Any program can prepare you to teach lessons, assess learning and manage a classroom environment efficiently, and our program does that exceedingly well. However, we also want to ensure that...

  • you hear a call to teach that rings with truth of what it means to be a child, a learner, a teacher
  • you come to cherish the imaginative and complex work of seeing understanding and wonder dawn in your learners' eyes
  • you experience the edges of your influence as a teacher without losing hope
  • you find your sources of strength and wisdom that will help you hold on through times of challenge
  • you discover what it means to pay attention to the holy moments of love, joy, growth and peace that occur to remind you that you are partner with God in your work, and
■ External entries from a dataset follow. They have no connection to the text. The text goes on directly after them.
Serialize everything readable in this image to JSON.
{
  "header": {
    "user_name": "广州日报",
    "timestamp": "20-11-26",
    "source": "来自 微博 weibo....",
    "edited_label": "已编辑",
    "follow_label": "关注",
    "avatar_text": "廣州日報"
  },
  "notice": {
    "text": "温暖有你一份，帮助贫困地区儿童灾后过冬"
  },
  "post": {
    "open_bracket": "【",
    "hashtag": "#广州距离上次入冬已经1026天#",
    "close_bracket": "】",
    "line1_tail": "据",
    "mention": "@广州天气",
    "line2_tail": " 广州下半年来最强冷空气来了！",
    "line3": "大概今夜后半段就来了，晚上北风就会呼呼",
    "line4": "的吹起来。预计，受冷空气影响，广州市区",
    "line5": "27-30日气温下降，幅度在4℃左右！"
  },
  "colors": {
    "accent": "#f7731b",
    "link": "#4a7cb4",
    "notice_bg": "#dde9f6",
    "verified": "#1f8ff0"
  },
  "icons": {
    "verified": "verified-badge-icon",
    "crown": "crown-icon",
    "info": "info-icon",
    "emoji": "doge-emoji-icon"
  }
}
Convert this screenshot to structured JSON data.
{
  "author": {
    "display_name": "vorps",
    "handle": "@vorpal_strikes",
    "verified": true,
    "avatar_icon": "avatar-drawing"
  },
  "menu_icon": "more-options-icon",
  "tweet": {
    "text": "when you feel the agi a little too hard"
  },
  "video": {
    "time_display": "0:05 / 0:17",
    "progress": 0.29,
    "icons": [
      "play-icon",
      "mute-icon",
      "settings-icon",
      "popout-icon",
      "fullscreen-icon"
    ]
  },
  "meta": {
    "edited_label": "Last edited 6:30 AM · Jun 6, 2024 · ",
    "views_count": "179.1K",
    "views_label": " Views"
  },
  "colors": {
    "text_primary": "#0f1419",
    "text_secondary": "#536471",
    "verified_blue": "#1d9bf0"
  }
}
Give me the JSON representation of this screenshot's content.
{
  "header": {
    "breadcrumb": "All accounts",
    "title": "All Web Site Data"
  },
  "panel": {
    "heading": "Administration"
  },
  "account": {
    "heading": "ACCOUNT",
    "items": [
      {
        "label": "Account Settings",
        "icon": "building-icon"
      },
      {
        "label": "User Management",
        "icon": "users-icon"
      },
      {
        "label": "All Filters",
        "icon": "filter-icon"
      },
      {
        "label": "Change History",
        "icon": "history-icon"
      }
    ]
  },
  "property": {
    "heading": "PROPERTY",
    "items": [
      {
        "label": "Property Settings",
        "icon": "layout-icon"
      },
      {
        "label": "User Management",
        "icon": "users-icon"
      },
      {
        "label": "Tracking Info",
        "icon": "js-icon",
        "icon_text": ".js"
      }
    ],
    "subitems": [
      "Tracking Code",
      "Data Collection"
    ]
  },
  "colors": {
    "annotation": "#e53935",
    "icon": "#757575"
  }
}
  • you recognize the importance of caring for all, seeing all, hearing all, embracing all.

Kimberly Franklin, Ed. D. 
Dean, School of Education